**The input**
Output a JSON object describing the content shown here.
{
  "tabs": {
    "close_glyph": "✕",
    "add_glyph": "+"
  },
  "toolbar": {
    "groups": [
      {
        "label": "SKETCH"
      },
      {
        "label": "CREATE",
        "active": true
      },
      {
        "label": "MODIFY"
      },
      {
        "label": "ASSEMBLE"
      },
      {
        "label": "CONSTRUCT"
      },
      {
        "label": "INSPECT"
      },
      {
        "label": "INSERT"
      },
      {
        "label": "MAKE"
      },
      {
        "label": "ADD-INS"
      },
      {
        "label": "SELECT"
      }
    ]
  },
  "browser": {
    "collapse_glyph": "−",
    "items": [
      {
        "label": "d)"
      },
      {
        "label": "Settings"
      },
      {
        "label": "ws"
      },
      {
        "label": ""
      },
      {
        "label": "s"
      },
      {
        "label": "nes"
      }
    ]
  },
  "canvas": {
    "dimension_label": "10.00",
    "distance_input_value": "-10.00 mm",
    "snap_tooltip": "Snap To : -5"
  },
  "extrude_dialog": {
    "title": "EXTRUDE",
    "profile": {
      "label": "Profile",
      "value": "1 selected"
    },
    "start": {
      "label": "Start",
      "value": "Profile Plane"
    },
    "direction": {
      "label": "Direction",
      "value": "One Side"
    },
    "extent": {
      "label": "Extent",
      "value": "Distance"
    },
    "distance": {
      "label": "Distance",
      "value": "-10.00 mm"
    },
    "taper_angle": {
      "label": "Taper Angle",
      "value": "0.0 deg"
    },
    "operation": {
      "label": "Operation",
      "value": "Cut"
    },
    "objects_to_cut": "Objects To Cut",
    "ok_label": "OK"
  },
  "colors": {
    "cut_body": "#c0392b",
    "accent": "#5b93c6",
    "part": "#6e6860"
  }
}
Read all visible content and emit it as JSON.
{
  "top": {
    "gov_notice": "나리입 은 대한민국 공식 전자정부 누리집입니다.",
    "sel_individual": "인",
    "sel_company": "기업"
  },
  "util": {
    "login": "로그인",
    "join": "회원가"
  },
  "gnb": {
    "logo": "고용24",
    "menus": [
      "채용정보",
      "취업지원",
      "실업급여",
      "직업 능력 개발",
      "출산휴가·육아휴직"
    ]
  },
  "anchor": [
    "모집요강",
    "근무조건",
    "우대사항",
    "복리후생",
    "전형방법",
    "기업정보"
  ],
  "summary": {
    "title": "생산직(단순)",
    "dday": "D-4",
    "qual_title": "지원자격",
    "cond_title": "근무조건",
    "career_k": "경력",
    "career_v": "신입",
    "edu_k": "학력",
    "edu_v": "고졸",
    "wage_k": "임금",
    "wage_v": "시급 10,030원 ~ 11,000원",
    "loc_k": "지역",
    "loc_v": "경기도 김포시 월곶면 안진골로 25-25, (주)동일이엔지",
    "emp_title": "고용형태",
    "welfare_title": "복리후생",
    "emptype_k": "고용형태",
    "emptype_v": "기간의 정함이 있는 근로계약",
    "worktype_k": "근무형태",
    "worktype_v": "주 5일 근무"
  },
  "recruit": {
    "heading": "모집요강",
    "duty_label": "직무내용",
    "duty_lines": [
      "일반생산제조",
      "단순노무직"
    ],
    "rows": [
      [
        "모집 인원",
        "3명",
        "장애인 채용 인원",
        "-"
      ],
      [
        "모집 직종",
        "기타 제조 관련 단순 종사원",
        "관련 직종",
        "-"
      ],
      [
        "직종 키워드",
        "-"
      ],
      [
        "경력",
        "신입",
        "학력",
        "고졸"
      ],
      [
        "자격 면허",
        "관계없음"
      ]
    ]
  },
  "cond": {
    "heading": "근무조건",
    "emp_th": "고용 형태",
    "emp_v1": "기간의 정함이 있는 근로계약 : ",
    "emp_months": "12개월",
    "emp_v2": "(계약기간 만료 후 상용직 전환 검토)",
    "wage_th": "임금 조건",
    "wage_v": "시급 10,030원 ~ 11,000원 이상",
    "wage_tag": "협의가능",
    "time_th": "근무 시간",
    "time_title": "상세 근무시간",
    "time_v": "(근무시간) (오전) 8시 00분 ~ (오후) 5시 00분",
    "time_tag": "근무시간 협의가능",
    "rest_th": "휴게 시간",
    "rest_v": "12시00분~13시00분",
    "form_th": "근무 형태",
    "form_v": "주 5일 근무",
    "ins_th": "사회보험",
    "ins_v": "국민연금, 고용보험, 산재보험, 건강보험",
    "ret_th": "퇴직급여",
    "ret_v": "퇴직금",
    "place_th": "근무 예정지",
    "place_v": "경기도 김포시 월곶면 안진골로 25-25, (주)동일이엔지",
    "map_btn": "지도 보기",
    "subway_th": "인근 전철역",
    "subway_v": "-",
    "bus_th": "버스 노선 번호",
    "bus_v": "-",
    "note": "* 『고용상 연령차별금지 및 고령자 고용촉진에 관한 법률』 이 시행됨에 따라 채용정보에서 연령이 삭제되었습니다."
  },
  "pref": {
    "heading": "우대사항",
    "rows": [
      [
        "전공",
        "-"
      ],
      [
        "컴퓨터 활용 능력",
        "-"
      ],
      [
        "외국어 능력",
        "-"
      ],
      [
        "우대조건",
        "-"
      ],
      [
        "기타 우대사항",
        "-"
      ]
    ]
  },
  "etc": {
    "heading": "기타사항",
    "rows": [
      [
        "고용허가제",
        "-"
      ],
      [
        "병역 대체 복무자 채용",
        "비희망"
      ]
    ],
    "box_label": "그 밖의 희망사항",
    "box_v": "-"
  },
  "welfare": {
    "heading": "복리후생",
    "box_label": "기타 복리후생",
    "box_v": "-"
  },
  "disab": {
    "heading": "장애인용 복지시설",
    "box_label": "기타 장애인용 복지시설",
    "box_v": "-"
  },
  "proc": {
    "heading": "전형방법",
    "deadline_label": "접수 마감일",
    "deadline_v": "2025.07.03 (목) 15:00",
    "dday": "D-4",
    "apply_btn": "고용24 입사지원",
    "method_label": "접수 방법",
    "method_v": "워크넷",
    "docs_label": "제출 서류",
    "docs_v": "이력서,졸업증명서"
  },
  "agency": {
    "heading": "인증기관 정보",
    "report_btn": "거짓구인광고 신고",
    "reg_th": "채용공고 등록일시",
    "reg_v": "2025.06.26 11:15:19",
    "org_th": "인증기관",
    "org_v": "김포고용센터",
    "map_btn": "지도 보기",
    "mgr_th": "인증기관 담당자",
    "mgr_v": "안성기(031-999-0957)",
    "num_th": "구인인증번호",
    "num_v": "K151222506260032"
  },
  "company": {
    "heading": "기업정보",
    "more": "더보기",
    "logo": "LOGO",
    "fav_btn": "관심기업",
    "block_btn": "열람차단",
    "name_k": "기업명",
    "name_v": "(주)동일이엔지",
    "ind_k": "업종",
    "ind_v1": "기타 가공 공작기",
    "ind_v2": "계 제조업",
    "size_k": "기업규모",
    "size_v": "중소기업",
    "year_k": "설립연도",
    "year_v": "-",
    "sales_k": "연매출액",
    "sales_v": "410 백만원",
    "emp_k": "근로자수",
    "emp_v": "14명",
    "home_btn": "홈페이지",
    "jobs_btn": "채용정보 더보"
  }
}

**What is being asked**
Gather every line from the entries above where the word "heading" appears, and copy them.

**Worked solution**
    "heading": "모집요강",
    "heading": "근무조건",
    "heading": "우대사항",
    "heading": "기타사항",
    "heading": "복리후생",
    "heading": "장애인용 복지시설",
    "heading": "전형방법",
    "heading": "인증기관 정보",
    "heading": "기업정보",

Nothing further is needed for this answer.